“The problem that is being caused here is costing the taxpayer a lot of money,” said Richard Monocchio, commissioner of the city’s Department of Buildings. “Until the industry does much better and is more creative, leasing back the property for a few years so people can get back on their feet, then we’re going to see more vacant buildings.”
In 2010, the city demolished 535 homes, the most annually in more than a decade and far more than the 283 residences torn down in 2009, according to Monocchio. The city also doubled, to 891 residences, the number of buildings it secured, sometimes more than once, he said. For building code violations, the city tries to fine anyone associated with the property’s title, whether it is a lender or a former homeowner. A bank walkaway can also impede a borrower’s ability to take out a loan, because his or her name is still on the home’s title and any unpaid debts will follow them.

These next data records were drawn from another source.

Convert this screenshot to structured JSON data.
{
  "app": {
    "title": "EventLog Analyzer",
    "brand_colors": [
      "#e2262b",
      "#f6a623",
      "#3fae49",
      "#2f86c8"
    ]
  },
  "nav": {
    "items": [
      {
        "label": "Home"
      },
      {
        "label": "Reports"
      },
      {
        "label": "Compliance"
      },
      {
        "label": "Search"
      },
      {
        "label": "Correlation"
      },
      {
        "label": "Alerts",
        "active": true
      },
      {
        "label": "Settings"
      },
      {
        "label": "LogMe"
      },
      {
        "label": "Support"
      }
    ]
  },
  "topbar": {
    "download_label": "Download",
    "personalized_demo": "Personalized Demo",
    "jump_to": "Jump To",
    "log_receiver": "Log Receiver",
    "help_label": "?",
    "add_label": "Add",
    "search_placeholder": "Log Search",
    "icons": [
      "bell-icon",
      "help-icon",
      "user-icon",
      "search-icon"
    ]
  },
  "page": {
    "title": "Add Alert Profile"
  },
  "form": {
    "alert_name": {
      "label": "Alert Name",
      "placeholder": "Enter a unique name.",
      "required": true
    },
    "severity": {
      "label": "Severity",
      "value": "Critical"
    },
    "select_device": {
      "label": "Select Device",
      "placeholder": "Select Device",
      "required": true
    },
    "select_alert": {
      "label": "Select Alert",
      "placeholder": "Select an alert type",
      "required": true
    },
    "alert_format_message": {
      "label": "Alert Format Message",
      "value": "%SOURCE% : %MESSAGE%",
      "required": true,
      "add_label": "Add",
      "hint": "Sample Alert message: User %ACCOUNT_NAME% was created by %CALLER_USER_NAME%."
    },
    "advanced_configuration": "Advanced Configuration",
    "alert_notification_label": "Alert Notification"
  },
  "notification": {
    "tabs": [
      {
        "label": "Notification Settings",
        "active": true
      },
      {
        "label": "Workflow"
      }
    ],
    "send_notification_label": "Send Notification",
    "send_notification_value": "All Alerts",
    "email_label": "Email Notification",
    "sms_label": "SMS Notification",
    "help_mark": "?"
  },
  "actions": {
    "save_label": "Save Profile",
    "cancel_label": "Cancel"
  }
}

Privately, lenders say their liability might be limited because they have already written the loan off the books and the homeowner also left them in a lurch. City officials say they meet regularly with top servicers to share lists of troubled properties and to work toward resolutions.
In Chicago, the mortgage servicers and trustees most often associated with the properties flagged by Woodstock are Bank of America, with 314 properties; Wells Fargo (234); U.S. Bank (185); Deutsche Bank (178); and JPMorgan Chase (165).
When asked to comment generally on bank walkaways, several banks either declined to comment or did not return phone calls. Two lenders, Wells Fargo and Bank of America, said they are working with the city on strategies to deal with these abandoned properties.
Neighborhoods on the city’s West and South sides seem to be most at risk of bank walkaways.
The city’s Roseland neighborhood, on the city’s far South Side, is one example. In 2007, some of the pictures of the homes taken by the Cook County assessor’s office showed properties that were reasonably well cared for by homeowners.
A little more than three years later, the number of eyesores has grown. Windows are broken, fences are missing and plywood covers some of the broken windows. Even if the houses look secure from the front, back doors are sometimes missing or open. Public records show that foreclosure actions initiated were never completed and titles to properties never transferred.
Woodstock’s research shows there are 137 “red flag” properties in Roseland. Also, only 90 of the 214 bank-owned properties in the neighborhood, or 42 percent, have been registered with the city.
Woodstock and the GAO recommend that lenders take steps to keep properties occupied, even if it means writing off the loan without initiating a foreclosure. Woodstock also called for servicers to be held more accountable and for city departments to have more authority to uphold the rules.
“Many (communities) are now close to a tipping point, if they haven’t gone over it,” Smith said.